PROBLEM TO SOLVE —
From the first line to the last, write out the records exactly.

Entries from a dataset of interfaces
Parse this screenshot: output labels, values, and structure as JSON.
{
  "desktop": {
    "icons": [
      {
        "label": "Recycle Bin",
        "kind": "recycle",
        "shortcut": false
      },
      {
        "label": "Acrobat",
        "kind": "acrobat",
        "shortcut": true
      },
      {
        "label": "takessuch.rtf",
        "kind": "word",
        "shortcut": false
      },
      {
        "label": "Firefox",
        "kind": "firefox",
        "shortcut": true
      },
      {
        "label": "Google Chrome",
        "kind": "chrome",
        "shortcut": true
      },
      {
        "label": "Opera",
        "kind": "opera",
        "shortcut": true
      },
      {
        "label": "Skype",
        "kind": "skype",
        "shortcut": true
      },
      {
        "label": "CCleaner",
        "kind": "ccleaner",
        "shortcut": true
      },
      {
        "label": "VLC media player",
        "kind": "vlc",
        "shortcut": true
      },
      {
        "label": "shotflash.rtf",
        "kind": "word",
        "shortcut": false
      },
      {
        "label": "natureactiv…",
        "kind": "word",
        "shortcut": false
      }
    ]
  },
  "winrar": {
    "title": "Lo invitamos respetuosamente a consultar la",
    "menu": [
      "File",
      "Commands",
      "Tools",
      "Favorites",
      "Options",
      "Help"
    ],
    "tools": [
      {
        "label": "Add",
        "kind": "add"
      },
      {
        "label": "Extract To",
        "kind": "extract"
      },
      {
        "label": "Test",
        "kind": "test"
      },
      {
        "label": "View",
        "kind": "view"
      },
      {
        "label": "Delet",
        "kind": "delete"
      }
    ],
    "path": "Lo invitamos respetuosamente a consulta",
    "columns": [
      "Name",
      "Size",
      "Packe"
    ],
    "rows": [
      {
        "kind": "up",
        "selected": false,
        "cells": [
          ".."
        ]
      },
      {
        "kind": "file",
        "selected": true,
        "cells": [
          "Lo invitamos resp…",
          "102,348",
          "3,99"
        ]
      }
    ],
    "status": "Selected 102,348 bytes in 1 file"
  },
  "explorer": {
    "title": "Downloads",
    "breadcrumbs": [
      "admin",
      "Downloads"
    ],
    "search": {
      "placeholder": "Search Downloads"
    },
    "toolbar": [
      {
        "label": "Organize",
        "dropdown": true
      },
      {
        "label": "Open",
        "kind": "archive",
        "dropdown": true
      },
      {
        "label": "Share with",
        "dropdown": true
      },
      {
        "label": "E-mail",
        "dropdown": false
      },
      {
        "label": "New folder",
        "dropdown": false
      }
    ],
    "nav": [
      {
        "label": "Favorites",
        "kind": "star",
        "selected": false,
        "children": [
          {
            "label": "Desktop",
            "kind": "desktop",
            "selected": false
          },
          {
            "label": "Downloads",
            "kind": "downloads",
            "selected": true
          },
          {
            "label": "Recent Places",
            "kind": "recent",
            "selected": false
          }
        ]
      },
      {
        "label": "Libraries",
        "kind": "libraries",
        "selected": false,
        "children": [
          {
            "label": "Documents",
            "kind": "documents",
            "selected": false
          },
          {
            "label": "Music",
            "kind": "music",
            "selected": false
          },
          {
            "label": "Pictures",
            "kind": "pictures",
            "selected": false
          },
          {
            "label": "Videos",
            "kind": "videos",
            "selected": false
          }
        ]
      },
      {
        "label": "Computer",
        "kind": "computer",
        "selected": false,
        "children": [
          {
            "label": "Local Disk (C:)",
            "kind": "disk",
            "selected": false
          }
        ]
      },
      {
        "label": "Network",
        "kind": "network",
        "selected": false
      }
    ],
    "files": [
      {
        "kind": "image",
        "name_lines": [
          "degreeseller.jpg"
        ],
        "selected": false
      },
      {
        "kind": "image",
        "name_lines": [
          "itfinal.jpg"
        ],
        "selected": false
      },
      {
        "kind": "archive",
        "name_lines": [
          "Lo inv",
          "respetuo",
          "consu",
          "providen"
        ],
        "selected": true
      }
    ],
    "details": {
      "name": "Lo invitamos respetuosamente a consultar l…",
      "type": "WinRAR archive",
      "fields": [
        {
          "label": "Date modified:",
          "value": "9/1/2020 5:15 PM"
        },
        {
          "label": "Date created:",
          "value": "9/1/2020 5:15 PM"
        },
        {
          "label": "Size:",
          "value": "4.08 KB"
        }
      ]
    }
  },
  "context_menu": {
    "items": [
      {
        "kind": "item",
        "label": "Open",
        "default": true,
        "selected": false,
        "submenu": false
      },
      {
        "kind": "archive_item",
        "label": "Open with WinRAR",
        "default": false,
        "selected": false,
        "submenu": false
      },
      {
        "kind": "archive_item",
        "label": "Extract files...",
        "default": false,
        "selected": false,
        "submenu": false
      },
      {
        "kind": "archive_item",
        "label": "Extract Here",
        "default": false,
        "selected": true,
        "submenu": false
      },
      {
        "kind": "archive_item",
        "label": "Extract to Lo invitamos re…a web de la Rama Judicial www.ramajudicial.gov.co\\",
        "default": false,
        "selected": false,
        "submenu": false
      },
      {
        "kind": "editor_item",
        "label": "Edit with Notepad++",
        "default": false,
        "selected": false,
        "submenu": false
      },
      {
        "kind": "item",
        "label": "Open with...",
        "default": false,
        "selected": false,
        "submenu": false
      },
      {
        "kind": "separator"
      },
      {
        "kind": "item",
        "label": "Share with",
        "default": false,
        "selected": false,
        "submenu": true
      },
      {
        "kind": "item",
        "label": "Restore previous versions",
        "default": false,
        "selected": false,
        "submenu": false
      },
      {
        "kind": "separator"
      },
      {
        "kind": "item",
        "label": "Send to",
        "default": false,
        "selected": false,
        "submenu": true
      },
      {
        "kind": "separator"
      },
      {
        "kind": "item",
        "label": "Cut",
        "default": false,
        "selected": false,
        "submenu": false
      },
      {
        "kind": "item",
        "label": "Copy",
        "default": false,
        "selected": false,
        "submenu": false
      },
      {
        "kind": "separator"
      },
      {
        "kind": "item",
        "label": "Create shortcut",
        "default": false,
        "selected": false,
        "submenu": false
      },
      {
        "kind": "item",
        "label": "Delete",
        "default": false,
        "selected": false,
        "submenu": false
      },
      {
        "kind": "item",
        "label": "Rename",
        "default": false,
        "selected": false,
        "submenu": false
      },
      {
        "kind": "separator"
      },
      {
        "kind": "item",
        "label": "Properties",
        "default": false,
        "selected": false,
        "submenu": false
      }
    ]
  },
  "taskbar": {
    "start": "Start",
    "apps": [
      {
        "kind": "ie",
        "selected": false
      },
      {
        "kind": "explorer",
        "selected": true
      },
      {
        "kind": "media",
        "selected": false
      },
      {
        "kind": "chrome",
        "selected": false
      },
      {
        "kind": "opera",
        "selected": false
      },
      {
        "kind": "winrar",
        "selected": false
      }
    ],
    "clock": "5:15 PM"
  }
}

OUTPUT FOR THIS EXERCISE —
Parse this screenshot: output labels, values, and structure as JSON.
{
  "desktop": {
    "icons": [
      {
        "label": "Recycle Bin",
        "kind": "recycle",
        "shortcut": false
      },
      {
        "label": "Acrobat",
        "kind": "acrobat",
        "shortcut": true
      },
      {
        "label": "takessuch.rtf",
        "kind": "word",
        "shortcut": false
      },
      {
        "label": "Firefox",
        "kind": "firefox",
        "shortcut": true
      },
      {
        "label": "Google Chrome",
        "kind": "chrome",
        "shortcut": true
      },
      {
        "label": "Opera",
        "kind": "opera",
        "shortcut": true
      },
      {
        "label": "Skype",
        "kind": "skype",
        "shortcut": true
      },
      {
        "label": "CCleaner",
        "kind": "ccleaner",
        "shortcut": true
      },
      {
        "label": "VLC media player",
        "kind": "vlc",
        "shortcut": true
      },
      {
        "label": "shotflash.rtf",
        "kind": "word",
        "shortcut": false
      },
      {
        "label": "natureactiv…",
        "kind": "word",
        "shortcut": false
      }
    ]
  },
  "winrar": {
    "title": "Lo invitamos respetuosamente a consultar la",
    "menu": [
      "File",
      "Commands",
      "Tools",
      "Favorites",
      "Options",
      "Help"
    ],
    "tools": [
      {
        "label": "Add",
        "kind": "add"
      },
      {
        "label": "Extract To",
        "kind": "extract"
      },
      {
        "label": "Test",
        "kind": "test"
      },
      {
        "label": "View",
        "kind": "view"
      },
      {
        "label": "Delet",
        "kind": "delete"
      }
    ],
    "path": "Lo invitamos respetuosamente a consulta",
    "columns": [
      "Name",
      "Size",
      "Packe"
    ],
    "rows": [
      {
        "kind": "up",
        "selected": false,
        "cells": [
          ".."
        ]
      },
      {
        "kind": "file",
        "selected": true,
        "cells": [
          "Lo invitamos resp…",
          "102,348",
          "3,99"
        ]
      }
    ],
    "status": "Selected 102,348 bytes in 1 file"
  },
  "explorer": {
    "title": "Downloads",
    "breadcrumbs": [
      "admin",
      "Downloads"
    ],
    "search": {
      "placeholder": "Search Downloads"
    },
    "toolbar": [
      {
        "label": "Organize",
        "dropdown": true
      },
      {
        "label": "Open",
        "kind": "archive",
        "dropdown": true
      },
      {
        "label": "Share with",
        "dropdown": true
      },
      {
        "label": "E-mail",
        "dropdown": false
      },
      {
        "label": "New folder",
        "dropdown": false
      }
    ],
    "nav": [
      {
        "label": "Favorites",
        "kind": "star",
        "selected": false,
        "children": [
          {
            "label": "Desktop",
            "kind": "desktop",
            "selected": false
          },
          {
            "label": "Downloads",
            "kind": "downloads",
            "selected": true
          },
          {
            "label": "Recent Places",
            "kind": "recent",
            "selected": false
          }
        ]
      },
      {
        "label": "Libraries",
        "kind": "libraries",
        "selected": false,
        "children": [
          {
            "label": "Documents",
            "kind": "documents",
            "selected": false
          },
          {
            "label": "Music",
            "kind": "music",
            "selected": false
          },
          {
            "label": "Pictures",
            "kind": "pictures",
            "selected": false
          },
          {
            "label": "Videos",
            "kind": "videos",
            "selected": false
          }
        ]
      },
      {
        "label": "Computer",
        "kind": "computer",
        "selected": false,
        "children": [
          {
            "label": "Local Disk (C:)",
            "kind": "disk",
            "selected": false
          }
        ]
      },
      {
        "label": "Network",
        "kind": "network",
        "selected": false
      }
    ],
    "files": [
      {
        "kind": "image",
        "name_lines": [
          "degreeseller.jpg"
        ],
        "selected": false
      },
      {
        "kind": "image",
        "name_lines": [
          "itfinal.jpg"
        ],
        "selected": false
      },
      {
        "kind": "archive",
        "name_lines": [
          "Lo inv",
          "respetuo",
          "consu",
          "providen"
        ],
        "selected": true
      }
    ],
    "details": {
      "name": "Lo invitamos respetuosamente a consultar l…",
      "type": "WinRAR archive",
      "fields": [
        {
          "label": "Date modified:",
          "value": "9/1/2020 5:15 PM"
        },
        {
          "label": "Date created:",
          "value": "9/1/2020 5:15 PM"
        },
        {
          "label": "Size:",
          "value": "4.08 KB"
        }
      ]
    }
  },
  "context_menu": {
    "items": [
      {
        "kind": "item",
        "label": "Open",
        "default": true,
        "selected": false,
        "submenu": false
      },
      {
        "kind": "archive_item",
        "label": "Open with WinRAR",
        "default": false,
        "selected": false,
        "submenu": false
      },
      {
        "kind": "archive_item",
        "label": "Extract files...",
        "default": false,
        "selected": false,
        "submenu": false
      },
      {
        "kind": "archive_item",
        "label": "Extract Here",
        "default": false,
        "selected": true,
        "submenu": false
      },
      {
        "kind": "archive_item",
        "label": "Extract to Lo invitamos re…a web de la Rama Judicial www.ramajudicial.gov.co\\",
        "default": false,
        "selected": false,
        "submenu": false
      },
      {
        "kind": "editor_item",
        "label": "Edit with Notepad++",
        "default": false,
        "selected": false,
        "submenu": false
      },
      {
        "kind": "item",
        "label": "Open with...",
        "default": false,
        "selected": false,
        "submenu": false
      },
      {
        "kind": "separator"
      },
      {
        "kind": "item",
        "label": "Share with",
        "default": false,
        "selected": false,
        "submenu": true
      },
      {
        "kind": "item",
        "label": "Restore previous versions",
        "default": false,
        "selected": false,
        "submenu": false
      },
      {
        "kind": "separator"
      },
      {
        "kind": "item",
        "label": "Send to",
        "default": false,
        "selected": false,
        "submenu": true
      },
      {
        "kind": "separator"
      },
      {
        "kind": "item",
        "label": "Cut",
        "default": false,
        "selected": false,
        "submenu": false
      },
      {
        "kind": "item",
        "label": "Copy",
        "default": false,
        "selected": false,
        "submenu": false
      },
      {
        "kind": "separator"
      },
      {
        "kind": "item",
        "label": "Create shortcut",
        "default": false,
        "selected": false,
        "submenu": false
      },
      {
        "kind": "item",
        "label": "Delete",
        "default": false,
        "selected": false,
        "submenu": false
      },
      {
        "kind": "item",
        "label": "Rename",
        "default": false,
        "selected": false,
        "submenu": false
      },
      {
        "kind": "separator"
      },
      {
        "kind": "item",
        "label": "Properties",
        "default": false,
        "selected": false,
        "submenu": false
      }
    ]
  },
  "taskbar": {
    "start": "Start",
    "apps": [
      {
        "kind": "ie",
        "selected": false
      },
      {
        "kind": "explorer",
        "selected": true
      },
      {
        "kind": "media",
        "selected": false
      },
      {
        "kind": "chrome",
        "selected": false
      },
      {
        "kind": "opera",
        "selected": false
      },
      {
        "kind": "winrar",
        "selected": false
      }
    ],
    "clock": "5:15 PM"
  }
}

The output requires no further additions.